*** Begin section ***

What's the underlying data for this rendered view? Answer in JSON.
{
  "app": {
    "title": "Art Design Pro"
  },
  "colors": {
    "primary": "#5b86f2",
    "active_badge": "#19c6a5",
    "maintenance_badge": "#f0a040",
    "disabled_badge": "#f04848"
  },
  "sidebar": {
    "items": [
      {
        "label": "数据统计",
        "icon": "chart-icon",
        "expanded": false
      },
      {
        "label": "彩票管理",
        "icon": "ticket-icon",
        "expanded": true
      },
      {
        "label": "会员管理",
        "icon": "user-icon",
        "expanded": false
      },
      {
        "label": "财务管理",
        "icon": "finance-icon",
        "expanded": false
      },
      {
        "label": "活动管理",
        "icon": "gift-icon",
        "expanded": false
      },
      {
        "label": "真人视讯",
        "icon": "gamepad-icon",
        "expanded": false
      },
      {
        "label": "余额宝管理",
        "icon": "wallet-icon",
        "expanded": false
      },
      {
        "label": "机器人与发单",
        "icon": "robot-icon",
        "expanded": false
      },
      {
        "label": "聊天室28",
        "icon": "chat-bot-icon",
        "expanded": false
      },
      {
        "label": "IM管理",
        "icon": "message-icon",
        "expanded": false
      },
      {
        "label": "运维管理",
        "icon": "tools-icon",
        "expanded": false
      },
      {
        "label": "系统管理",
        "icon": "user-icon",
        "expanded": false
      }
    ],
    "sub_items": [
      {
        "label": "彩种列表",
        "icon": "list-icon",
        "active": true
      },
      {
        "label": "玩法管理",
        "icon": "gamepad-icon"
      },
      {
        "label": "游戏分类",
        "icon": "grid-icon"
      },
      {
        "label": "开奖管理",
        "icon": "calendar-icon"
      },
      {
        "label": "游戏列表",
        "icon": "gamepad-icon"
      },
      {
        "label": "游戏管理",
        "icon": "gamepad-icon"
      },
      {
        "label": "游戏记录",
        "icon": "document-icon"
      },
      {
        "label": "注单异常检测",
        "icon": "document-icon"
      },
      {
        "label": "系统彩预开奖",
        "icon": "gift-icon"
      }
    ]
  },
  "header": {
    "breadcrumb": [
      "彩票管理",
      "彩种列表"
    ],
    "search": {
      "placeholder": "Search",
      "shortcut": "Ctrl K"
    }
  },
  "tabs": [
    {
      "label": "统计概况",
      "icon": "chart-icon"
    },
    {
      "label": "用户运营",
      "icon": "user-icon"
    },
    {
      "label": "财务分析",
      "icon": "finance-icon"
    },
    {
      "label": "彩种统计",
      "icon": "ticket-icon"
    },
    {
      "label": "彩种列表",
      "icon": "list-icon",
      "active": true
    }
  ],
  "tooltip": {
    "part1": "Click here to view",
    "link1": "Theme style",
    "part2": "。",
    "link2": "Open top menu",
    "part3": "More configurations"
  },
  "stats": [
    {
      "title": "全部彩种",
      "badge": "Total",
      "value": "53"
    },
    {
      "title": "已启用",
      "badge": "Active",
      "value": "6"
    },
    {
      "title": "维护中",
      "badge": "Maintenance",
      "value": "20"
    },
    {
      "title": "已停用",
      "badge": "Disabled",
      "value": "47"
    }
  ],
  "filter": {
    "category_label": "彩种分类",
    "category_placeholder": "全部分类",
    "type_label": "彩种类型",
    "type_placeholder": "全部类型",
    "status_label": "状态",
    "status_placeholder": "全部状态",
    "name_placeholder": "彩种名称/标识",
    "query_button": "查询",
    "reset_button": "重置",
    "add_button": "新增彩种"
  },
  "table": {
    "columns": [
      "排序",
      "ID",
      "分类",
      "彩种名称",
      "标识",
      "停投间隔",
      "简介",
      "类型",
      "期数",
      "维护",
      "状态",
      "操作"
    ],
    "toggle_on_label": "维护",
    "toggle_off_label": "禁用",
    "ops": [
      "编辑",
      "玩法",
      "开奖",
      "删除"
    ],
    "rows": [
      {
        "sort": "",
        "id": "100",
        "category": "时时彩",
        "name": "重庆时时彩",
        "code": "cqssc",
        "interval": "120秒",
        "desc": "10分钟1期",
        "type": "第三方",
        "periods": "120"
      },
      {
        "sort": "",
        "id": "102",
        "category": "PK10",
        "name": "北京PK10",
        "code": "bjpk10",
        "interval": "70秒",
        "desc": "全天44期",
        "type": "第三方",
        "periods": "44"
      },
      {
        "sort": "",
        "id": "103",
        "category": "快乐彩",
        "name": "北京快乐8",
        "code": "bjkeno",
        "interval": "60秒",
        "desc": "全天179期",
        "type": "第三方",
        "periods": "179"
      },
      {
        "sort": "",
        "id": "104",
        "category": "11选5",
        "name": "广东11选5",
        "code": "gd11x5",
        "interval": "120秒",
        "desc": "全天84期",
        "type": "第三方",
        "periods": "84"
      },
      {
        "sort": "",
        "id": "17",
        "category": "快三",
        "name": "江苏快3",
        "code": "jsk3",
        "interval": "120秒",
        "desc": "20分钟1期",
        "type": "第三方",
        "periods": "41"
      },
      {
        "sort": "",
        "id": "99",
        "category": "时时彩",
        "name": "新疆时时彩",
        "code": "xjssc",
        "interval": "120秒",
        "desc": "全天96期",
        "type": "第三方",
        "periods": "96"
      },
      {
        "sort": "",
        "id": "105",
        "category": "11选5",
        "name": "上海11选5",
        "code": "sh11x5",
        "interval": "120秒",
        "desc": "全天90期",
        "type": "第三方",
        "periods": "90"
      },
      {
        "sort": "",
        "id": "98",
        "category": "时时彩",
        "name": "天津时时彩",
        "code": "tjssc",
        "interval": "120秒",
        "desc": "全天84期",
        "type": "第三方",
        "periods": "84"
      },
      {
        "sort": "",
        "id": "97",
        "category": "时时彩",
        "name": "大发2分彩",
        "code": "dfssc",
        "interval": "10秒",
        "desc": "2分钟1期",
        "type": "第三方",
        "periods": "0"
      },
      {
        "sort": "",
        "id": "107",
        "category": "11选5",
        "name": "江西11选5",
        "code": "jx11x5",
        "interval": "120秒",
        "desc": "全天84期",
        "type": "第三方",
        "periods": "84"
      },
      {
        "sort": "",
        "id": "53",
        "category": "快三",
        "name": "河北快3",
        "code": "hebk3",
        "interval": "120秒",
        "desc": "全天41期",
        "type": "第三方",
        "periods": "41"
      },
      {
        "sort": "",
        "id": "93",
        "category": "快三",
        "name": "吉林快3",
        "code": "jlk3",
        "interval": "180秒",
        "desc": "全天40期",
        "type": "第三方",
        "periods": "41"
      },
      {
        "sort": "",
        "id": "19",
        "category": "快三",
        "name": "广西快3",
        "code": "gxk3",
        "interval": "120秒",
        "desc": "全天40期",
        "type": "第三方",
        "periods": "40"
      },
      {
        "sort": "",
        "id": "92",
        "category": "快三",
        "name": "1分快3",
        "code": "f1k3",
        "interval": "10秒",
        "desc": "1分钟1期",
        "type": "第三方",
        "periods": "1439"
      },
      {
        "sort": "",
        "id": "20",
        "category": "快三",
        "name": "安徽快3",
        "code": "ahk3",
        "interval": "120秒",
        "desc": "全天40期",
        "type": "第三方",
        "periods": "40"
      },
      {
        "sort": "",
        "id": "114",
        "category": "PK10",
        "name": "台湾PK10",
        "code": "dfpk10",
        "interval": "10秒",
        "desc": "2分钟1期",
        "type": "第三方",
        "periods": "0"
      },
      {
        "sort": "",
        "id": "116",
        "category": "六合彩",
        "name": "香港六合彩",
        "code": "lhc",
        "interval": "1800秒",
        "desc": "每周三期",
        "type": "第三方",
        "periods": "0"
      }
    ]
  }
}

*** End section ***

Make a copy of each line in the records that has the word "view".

What's the underlying data for this rendered view? Answer in JSON.
    "part1": "Click here to view",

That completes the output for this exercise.